There are formal constraints on Senate's power, too. It can't propose spending bills or dissolve the government, for instance. But technically all legislation has to have its approval, and it can introduce non-spending bills. It just usually doesn't exercise this power. "It's always been a rubber stamp," says Nadia Verrelli, an assistant professor of political science at Lakehead University. "In terms of exercising political independence, that's rare."
A number of conservative Canadians have pushed for an elected Senate, with each province given an equal voice, regardless of population. Prime Minister Brian Mulroney included an elected Senate, with six senators per province and one per territory, in a 1992 package of proposed Constitutional reform, which ultimately failed. Preston Manning, the leading conservative Canadian politician of the 1990s, supported equal and elected per-province Senate representation as a way to boost Western Canada's influence. Stephen Harper proposed a similar plan for elections shortly after becoming prime minister in 2006, and brought it back up in 2010.
The current Senate isn't totally proportionate — the population-per-senator ratio is 23 times higher in British Columbia than in Nunvaut — but it's more proportionate than the U.S. Senate (California's ratio is 66 times that of Wyoming) and it's way more proportionate than a Canadian Senate with equally-represented provinces would be. Ontario has about 92 times as many people as Prince Edward Island. Opponents of such a plan denounce it as "Americanization." And, indeed, any election procedure, with or without equal representation of provinces, would likely increase the Senate's power. "The idea is that once they're elected, they'll be more efficient and have more powers, comparable to Australia or the U.S.," Verrelli says.
So the scandal could send the Canadian Senate in two very different directions. If the conservatives get their way, then it could become more powerful than ever, If the NDP, Wall and Clark succeed in pushing abolition, then it'll go from mostly-meaningless to totally meaningless.
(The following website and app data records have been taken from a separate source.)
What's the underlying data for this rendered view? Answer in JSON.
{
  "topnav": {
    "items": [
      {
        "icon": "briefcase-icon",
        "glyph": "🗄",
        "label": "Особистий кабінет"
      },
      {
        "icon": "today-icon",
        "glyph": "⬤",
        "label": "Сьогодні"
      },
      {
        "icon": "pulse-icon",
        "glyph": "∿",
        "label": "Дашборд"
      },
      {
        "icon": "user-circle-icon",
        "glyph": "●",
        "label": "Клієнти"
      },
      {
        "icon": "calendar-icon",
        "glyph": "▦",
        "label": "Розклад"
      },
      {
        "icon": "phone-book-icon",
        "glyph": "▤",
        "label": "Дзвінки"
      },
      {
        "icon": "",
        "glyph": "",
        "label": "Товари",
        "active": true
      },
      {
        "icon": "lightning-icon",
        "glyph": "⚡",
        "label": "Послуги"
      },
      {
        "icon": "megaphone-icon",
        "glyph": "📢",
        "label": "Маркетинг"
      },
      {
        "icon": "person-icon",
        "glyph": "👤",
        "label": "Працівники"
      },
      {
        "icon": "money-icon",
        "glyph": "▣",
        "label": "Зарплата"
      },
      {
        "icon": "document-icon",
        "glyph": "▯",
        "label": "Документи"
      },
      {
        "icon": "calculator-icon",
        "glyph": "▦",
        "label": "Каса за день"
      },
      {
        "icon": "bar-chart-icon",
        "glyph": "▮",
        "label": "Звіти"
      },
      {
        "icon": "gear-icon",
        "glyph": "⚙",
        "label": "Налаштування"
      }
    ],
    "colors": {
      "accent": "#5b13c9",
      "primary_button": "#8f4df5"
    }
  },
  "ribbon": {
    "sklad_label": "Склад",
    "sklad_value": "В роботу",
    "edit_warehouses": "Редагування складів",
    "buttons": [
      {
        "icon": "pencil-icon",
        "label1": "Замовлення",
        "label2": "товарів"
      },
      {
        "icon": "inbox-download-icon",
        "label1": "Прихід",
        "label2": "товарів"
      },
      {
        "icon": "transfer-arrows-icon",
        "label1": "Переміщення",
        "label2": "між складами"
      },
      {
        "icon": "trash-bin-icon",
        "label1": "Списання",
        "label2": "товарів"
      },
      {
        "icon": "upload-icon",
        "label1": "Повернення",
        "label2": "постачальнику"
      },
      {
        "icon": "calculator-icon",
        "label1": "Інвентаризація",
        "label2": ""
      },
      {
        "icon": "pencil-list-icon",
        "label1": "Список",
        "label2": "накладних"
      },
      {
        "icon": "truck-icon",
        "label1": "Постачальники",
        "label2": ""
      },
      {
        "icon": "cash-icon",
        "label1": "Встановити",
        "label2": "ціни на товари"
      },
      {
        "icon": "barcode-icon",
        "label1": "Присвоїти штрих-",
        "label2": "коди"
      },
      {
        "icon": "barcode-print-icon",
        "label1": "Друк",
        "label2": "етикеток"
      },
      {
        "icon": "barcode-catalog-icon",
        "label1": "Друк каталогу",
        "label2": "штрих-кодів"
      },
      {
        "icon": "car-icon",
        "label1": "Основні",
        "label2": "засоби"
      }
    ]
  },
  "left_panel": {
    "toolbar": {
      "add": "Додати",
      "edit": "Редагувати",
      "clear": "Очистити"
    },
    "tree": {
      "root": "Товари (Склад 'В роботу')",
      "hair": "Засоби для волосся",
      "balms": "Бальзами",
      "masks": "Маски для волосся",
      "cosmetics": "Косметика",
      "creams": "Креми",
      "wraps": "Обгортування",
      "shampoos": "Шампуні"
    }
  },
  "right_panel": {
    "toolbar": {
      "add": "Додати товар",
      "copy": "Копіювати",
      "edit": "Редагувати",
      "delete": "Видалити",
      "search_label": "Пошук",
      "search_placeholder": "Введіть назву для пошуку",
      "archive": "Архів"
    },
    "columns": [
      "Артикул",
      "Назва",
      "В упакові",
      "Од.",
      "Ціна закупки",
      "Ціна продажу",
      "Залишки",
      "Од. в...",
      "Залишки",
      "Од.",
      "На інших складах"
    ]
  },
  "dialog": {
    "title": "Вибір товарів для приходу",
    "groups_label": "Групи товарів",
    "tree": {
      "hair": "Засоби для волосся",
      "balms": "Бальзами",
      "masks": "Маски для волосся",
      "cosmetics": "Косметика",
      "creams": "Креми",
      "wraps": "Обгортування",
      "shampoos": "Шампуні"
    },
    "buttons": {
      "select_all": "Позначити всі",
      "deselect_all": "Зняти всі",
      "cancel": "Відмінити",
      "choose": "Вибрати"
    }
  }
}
For procedural reasons, however, the former result could be more likely. The government has asked the Supreme Court to clarify how the Senate could be abolished, but in any case it'd require a Constitutional amendment. Whether that amendment can be passed the "easy" way — by a vote of seven provincial legislatures, representing over 50 percent of the population, along with the House of Commons and Senate — or the hard way, through unanimous votes of all provinces, has yet to be resolved, but either route is basically impossible.
By contrast, Harper has proposed instituting elections by having the provinces conduct them and then having the prime minister to appoint the winners. Alberta already runs such elections, and their results are often ignored, but one could imagine that system becoming the norm and a tradition of appointing the elections' winners emerging. Those elected Senators would have more of a claim to democratic legitimacy, which would probably make the body as a whole more powerful.
David E. Smith, an emeritus professor of political science at the University of Saskatchewan, thinks the institution has gotten a bum rap. "It's the one part of the national parliament that was designed by the founders of the Confederation," he says. "The House of Commons was borrowed, but the Senate was designed and it's the one that's most criticized." Either going toward an American-style elected system or abolishing the institution, he argues, would give that up.
But with only 6 percent of Canadians liking the current system, some kind of change is looking more likely. And whether that change involves embracing the American model, or rejecting bicameralism altogether, is pretty up in the air at this point. So, as much as we hate our Congress, Americans can take some comfort in knowing that Canadians, at least, think it'd be a step up.